Without a technology push, backed by annual investments in the range of $500 million to $1 billion, NASA is unlikely to make strides in the diverse arenas, according to the NRC assessment that served as the basis for the roadmap (Aerospace DAILY, Feb. 2). Peck echoed the need for the kind of cross-cutting technology push that underpinned the Apollo era rather than a mission-by-mission strategy.
“We are investing strategically to make the most of the limited resources,” Peck says. “If we took a merely stovepipe approach, we would not be able to achieve those missions in the future. But there is more to it than that. When we develop these cross-cutting technologies, they can be game changing: saving mass, power and fuel. They can extend the ability of humans to withstand the space environment, while complementing a wide variety of future missions that NASA takes seriously.”
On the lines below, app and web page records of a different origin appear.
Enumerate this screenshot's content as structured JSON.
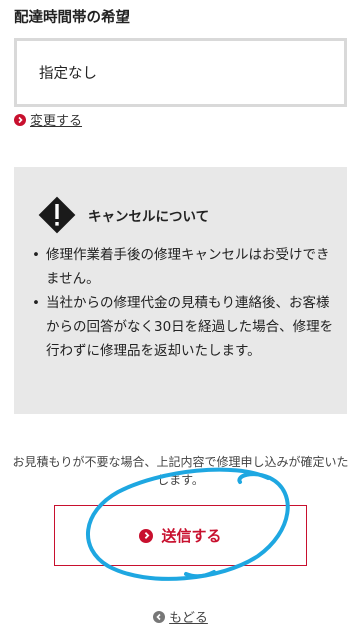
{
  "delivery": {
    "heading": "配達時間帯の希望",
    "value": "指定なし",
    "change_link": "変更する"
  },
  "cancel_notice": {
    "title": "キャンセルについて",
    "items": [
      "修理作業着手後の修理キャンセルはお受けできません。",
      "当社からの修理代金の見積もり連絡後、お客様からの回答がなく30日を経過した場合、修理を行わずに修理品を返却いたします。"
    ]
  },
  "confirm_text": "お見積もりが不要な場合、上記内容で修理申し込みが確定いたします。",
  "submit_label": "送信する",
  "back_label": "もどる",
  "colors": {
    "accent": "#c8102e",
    "annotation": "#1ea7e1",
    "notice_bg": "#e8e8e8"
  },
  "icons": {
    "change": "chevron-right-circle-icon",
    "warning": "warning-diamond-icon",
    "submit": "chevron-right-circle-icon",
    "back": "chevron-left-circle-icon"
  }
}
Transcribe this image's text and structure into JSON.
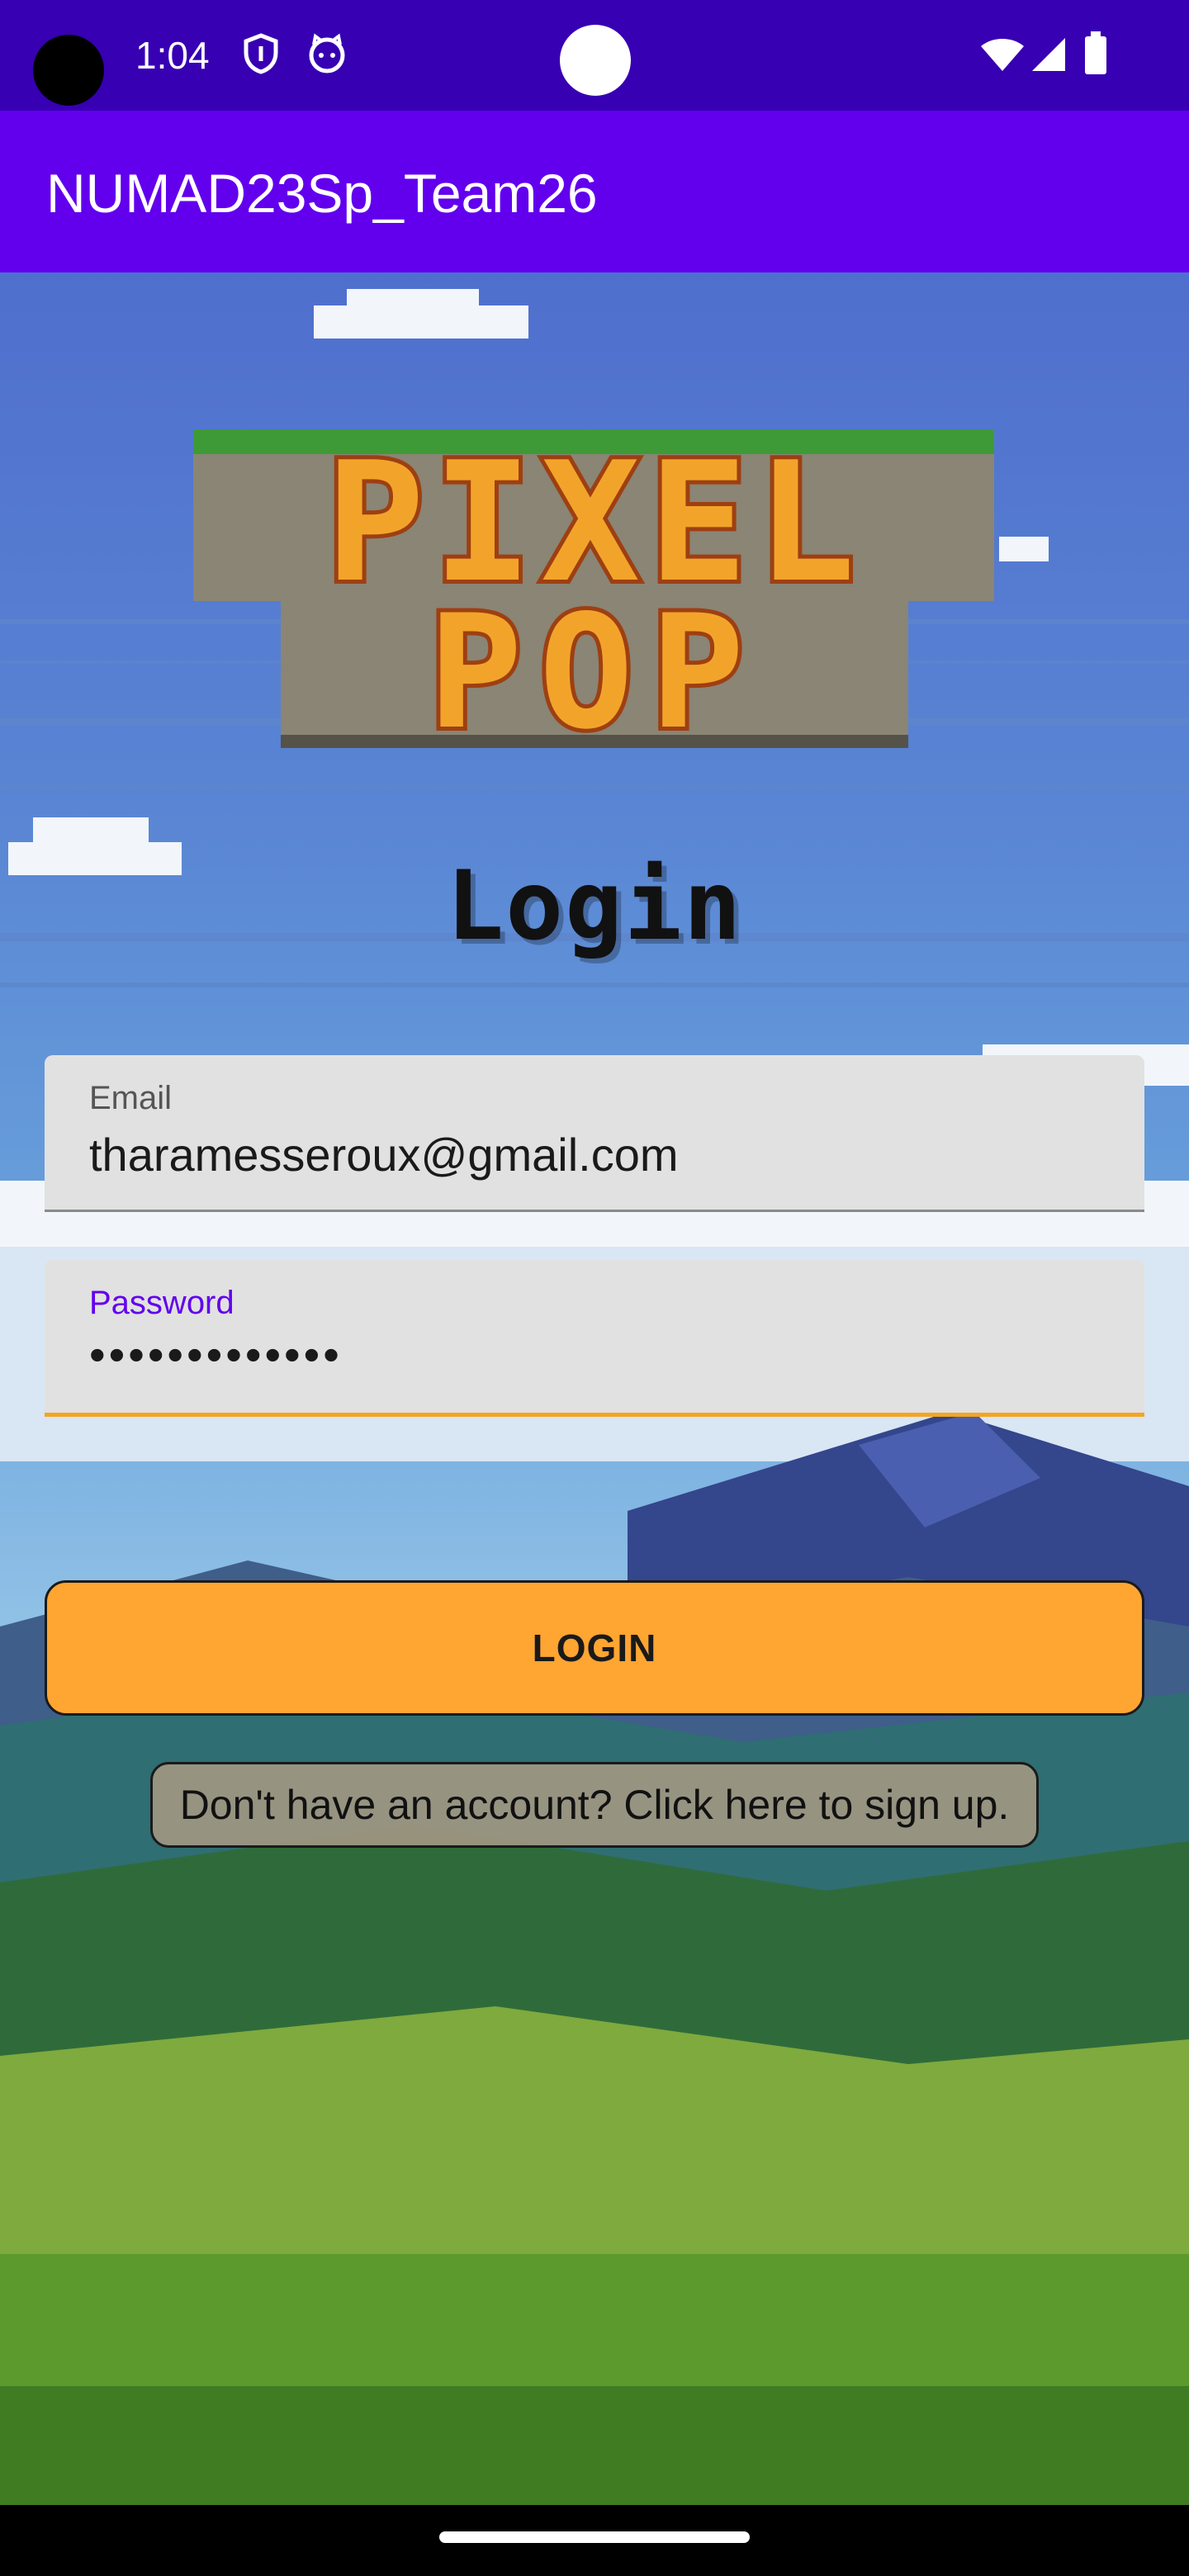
{
  "status_bar": {
    "time": "1:04",
    "left_icons": [
      "shield-icon",
      "cat-icon"
    ],
    "right_icons": [
      "wifi-icon",
      "signal-icon",
      "battery-icon"
    ]
  },
  "app_bar": {
    "title": "NUMAD23Sp_Team26",
    "color": "#6200ee"
  },
  "logo": {
    "line1": "PIXEL",
    "line2": "POP"
  },
  "screen": {
    "title": "Login"
  },
  "form": {
    "email": {
      "label": "Email",
      "value": "tharamesseroux@gmail.com"
    },
    "password": {
      "label": "Password",
      "value": "•••••••••••••"
    }
  },
  "actions": {
    "login_label": "LOGIN",
    "signup_label": "Don't have an account? Click here to sign up."
  },
  "colors": {
    "status_bar": "#3700b3",
    "app_bar": "#6200ee",
    "login_button": "#ffa532",
    "password_underline": "#f4a522"
  }
}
NASA’s highest-priority needs fall into the areas of radiation mitigation; guidance, navigation and control; in-space nuclear power generation and propulsion; and solar power, the panel concluded. Other needs include fission power generation; entry, descent and landing thermal protection systems; rugged, lightweight materials; regenerative life support; and advanced optics.
The roadmap, structured from the contributions of industry, academia, federal research labs and individual consultants as well as NASA’s experts, already faces a financial challenge.
The agency’s effort to reinvigorate technology development was cut back substantially by Congress for 2012. NASA’s request for $1 billion annually over five years was reduced to $575 million by Congress for 2012.
Without commenting on NASA’s 2013 budget request, Peck said the agency’s overall tech strategy will draw on funds from other directorates, including human exploration and operations and space science.
“The real strength of this NRC report is the prioritization of technologies,” he said. “We can use this as a tool to understand how best to leverage the resources we currently have and end up having in 2013. It provides us with flexibility and the means to respond, regardless of the environment we are in.”